George Soros, former Nazi collaborator, has been at war against America and the forces of good for decades. Speaking of his days as a Nazi collaborator confiscating the property of Jews, he said, “they were the happiest days of my life.”
Now he is using the hard-Left hate group Southern Poverty Law Center to step up his defamation and demonization of lovers of freedom. Not only is the SPLC leading this initiative; it is also leading a “Coalition Against Hate.” For years, Muslim activists have faked hate crimes to claim victimhood status and get the perks that come with it. We saw leftist groups do the same thing to try to discredit Trump right after the election. Now, because of this initiative, we will see much more of that.
After the election of Donald Trump, liberal groups are banding together to document hate crimes. At least ones that impact liberal victim groups. ProPublica, a left-wing nonprofit media outlet funded by George Soros, just launched a brand new project called “Documenting Hate.” The website purports to “build authoritative data on hate crimes and bias incidents,” but none of the 21 partner organizations are conservative. Instead, the partner groups the Southern Poverty Law Center (SPLC), Univision, and BuzzFeed, which are overtly hostile to conservatives.
The SPLC not only reportedly inspired a hate crime against Family Research Council in 2013, it also published a bogus “hate crime” study after Donald Trump’s election that ignored at least 2,000 attacks against white students.
Univision’s election response was similarly biased. The week before the presidential election, Univision aired a documentary called “Hate Rising,” designed to show that Trump represented a racist, hate-driven threat to the Latino and immigrant population of the U.S. Haim Saban, Univision’s chairman, was a large donor to the Clinton Foundation and the Clinton campaign.
BuzzFeed showed it knows all about hate in December 2016 when it attacked Christian HGTV stars for attending a church that supported traditional marriage. BuzzFeed openly takes a liberal stance on many things including LGBT issues, policing, Islam, and racism. It’s latest scandal — publishing an unverified dossier involving Trump — showed BuzzFeed does not respect journalism ethics.
Yet these are just some of the groups handling future Documenting Hate data. Other media partners include The Root (owned by Univision), New America Media, The New York Times Opinion Section, and WNYC.
Documenting Hate prominently displays a “Tell My Story” form, asking victims or witnesses to self-report “hate” incidents. The project then plans to use the collected data to create “real-time alerts” and “tip sheets” for journalists.
“If you have have been attacked for your race, ethnicity, gender, sexual orientation, trans status, disability, or religion, tell us about it by filling in the form below,” BuzzFeed urged on Jan. 17.
“We are going to use data analysis, social media, and ambitious investigative storytelling to build a better picture of what’s going on,” Documenting Hate tweeted the same day.
4/We are going to use data analysis, social media, and ambitious investigative storytelling to build a better picture of what’s going on.
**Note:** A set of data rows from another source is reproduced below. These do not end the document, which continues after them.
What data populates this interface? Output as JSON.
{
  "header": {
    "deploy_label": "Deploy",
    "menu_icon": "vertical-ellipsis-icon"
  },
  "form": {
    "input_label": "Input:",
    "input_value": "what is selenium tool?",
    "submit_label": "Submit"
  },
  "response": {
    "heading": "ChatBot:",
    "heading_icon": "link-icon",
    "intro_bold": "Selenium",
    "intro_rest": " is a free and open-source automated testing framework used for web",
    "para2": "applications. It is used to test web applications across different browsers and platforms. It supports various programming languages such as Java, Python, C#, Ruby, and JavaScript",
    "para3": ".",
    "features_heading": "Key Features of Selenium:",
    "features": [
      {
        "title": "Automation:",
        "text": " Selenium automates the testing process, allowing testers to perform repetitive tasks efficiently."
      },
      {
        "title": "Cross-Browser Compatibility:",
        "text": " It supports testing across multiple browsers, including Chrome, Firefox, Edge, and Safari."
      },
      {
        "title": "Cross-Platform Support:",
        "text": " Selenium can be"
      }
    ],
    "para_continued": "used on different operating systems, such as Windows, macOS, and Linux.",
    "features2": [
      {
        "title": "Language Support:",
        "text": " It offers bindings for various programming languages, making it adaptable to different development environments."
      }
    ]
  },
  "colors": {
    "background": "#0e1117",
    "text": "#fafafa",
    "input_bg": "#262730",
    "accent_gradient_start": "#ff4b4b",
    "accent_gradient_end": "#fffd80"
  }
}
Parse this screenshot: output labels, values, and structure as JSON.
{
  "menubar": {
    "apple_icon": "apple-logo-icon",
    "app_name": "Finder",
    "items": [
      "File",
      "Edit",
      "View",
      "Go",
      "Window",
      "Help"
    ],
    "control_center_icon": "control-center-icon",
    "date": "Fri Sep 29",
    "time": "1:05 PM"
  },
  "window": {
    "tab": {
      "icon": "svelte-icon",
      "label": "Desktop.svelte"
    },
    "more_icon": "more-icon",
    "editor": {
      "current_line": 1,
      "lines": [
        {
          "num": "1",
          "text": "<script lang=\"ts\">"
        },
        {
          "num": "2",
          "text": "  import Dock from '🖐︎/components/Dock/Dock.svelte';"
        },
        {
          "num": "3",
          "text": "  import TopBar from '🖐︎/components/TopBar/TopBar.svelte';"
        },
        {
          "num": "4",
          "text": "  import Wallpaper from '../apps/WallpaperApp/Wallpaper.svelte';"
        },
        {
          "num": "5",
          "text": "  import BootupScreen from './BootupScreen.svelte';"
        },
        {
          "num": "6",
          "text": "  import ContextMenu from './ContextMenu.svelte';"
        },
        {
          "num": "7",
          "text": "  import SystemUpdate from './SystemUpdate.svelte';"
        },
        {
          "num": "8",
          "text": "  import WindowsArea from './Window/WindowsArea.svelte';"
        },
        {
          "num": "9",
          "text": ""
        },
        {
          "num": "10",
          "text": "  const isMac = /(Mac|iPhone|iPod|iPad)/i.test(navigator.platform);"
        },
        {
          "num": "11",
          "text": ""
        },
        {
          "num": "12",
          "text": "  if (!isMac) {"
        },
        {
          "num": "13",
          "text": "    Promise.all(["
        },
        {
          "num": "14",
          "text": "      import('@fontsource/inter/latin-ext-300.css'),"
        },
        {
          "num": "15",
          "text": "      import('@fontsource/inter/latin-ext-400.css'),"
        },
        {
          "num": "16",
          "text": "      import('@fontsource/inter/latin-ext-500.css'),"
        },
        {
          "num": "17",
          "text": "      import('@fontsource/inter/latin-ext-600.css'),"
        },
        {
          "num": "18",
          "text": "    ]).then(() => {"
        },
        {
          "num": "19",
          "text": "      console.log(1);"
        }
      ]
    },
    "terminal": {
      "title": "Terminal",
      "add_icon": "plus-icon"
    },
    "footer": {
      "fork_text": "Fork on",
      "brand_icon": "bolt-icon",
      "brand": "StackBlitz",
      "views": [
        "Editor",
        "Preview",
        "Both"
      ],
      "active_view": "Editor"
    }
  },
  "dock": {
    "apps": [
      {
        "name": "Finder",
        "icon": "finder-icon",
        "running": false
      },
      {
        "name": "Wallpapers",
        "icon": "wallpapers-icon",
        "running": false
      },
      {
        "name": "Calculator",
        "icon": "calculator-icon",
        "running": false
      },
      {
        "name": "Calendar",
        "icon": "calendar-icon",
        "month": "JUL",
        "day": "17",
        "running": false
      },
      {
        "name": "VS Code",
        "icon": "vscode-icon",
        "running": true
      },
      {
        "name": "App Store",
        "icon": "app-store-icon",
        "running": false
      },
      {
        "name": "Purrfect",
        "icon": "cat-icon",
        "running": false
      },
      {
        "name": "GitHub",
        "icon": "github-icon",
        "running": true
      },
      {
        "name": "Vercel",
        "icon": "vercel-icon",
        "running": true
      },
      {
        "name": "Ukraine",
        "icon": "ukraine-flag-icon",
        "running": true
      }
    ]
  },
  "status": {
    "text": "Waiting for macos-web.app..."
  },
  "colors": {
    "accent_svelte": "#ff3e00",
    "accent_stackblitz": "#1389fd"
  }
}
— Documenting Hate (@DocumentHate) January 17, 2017
But ProPublica’s coverage of so called “hate crimes” has so far been one-sided. After the 2016 Presidential Election, ProPublica credited Trump with increasing web traffic on white supremacist websites without considering whether the traffic came from supporters or critics. ProPublica also cited the Southern Poverty Law Center’s bogus hate crime tracking.
Documenting Hate did not respond to MRC’s request for donor information.
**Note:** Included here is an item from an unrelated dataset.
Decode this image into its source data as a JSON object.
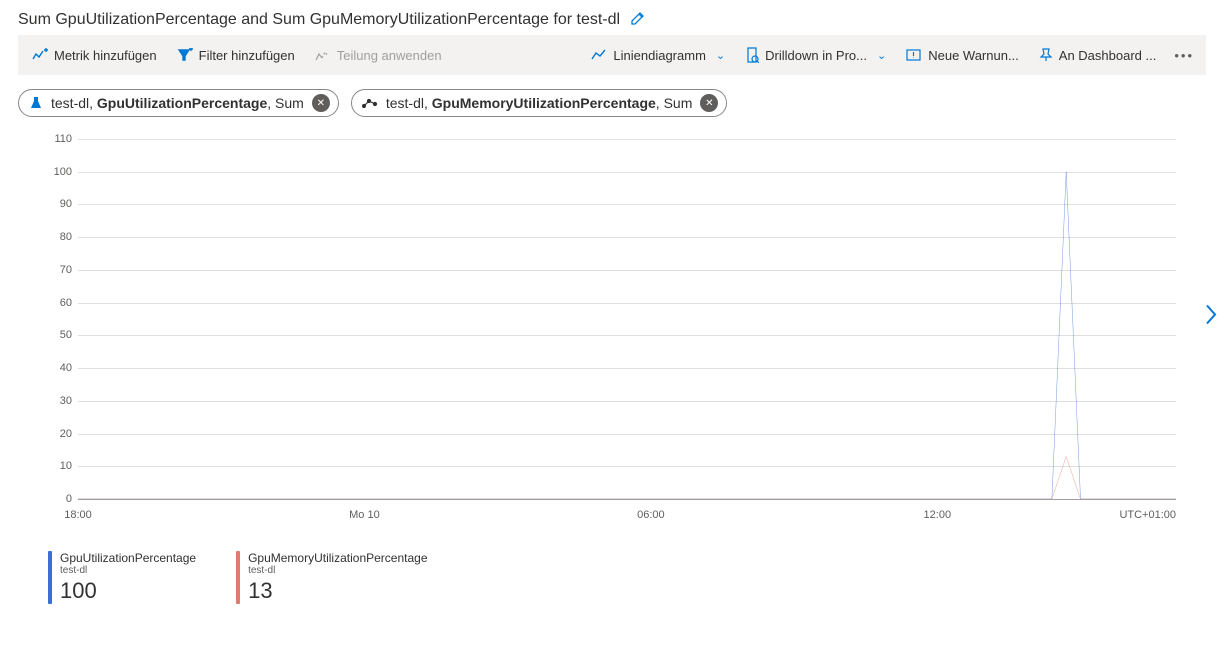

However, ProPublica itself has received funding from numerous liberal foundations, including George Soros’ Open Society Foundation, the Ford Foundation, the Knight Foundation, the Marisla Foundation, and others.
Interestingly, Soros’ Open Society Foundation (OSF) announced at the beginning of January that it would be launching a $10 million anti-hate program in 2017. OSF cited the same Southern Poverty Law Center statistics as ProPublica, and even specifically mentioned “documenting hate incidents through a public, searchable database” that was to launch in late January.
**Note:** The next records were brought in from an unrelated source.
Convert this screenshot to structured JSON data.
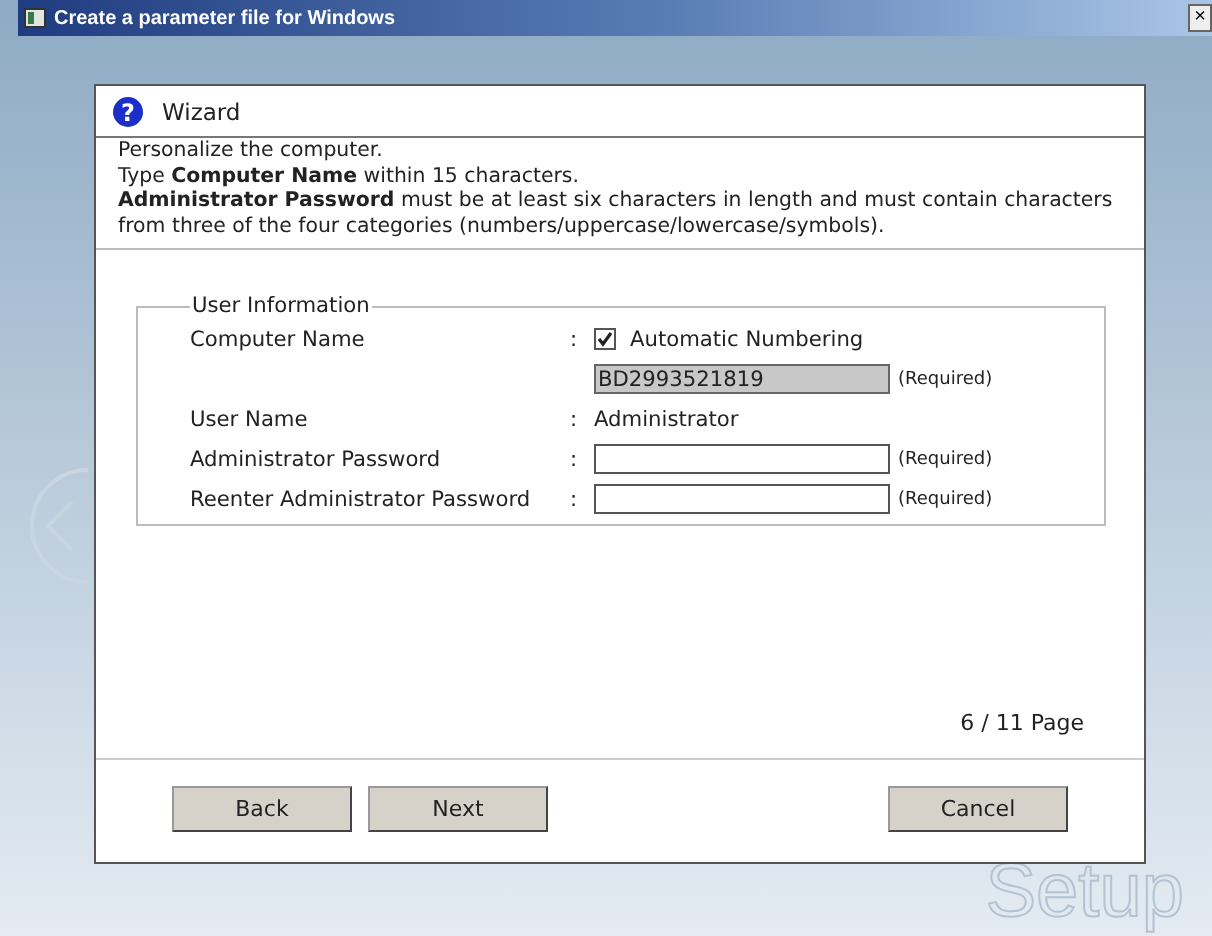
{
  "window": {
    "title": "Create a parameter file for Windows",
    "close": "×"
  },
  "background_text": "Setup",
  "wizard": {
    "help_icon": "?",
    "title": "Wizard",
    "description": [
      "Personalize the computer.",
      "Type **Computer Name** within 15 characters.",
      "**Administrator Password** must be at least six characters in length and must contain characters from three of the four categories (numbers/uppercase/lowercase/symbols)."
    ],
    "group": {
      "title": "User Information",
      "rows": [
        {
          "kind": "checkbox",
          "label": "Computer Name",
          "separator": ":",
          "option": "Automatic Numbering",
          "checked": true
        },
        {
          "kind": "input",
          "value": "BD2993521819",
          "disabled": true,
          "note": "(Required)"
        },
        {
          "kind": "text",
          "label": "User Name",
          "separator": ":",
          "value": "Administrator"
        },
        {
          "kind": "input",
          "label": "Administrator Password",
          "separator": ":",
          "value": "",
          "disabled": false,
          "note": "(Required)"
        },
        {
          "kind": "input",
          "label": "Reenter Administrator Password",
          "separator": ":",
          "value": "",
          "disabled": false,
          "note": "(Required)"
        }
      ]
    },
    "page_indicator": "6 / 11 Page",
    "buttons": {
      "left": [
        "Back",
        "Next"
      ],
      "right": [
        "Cancel"
      ]
    }
  }
}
The website “is intended to be the go-to resource for reporters, federal and state agencies, and civil society actors who want to learn about trends and pursue ways to address the problem,” OSF elaborated. However, there is no new information on either the OSF website, or the Documenting Hate website to show these programs are one in the same, despite Documenting Hate launching just 12 days after OSF’s announcement.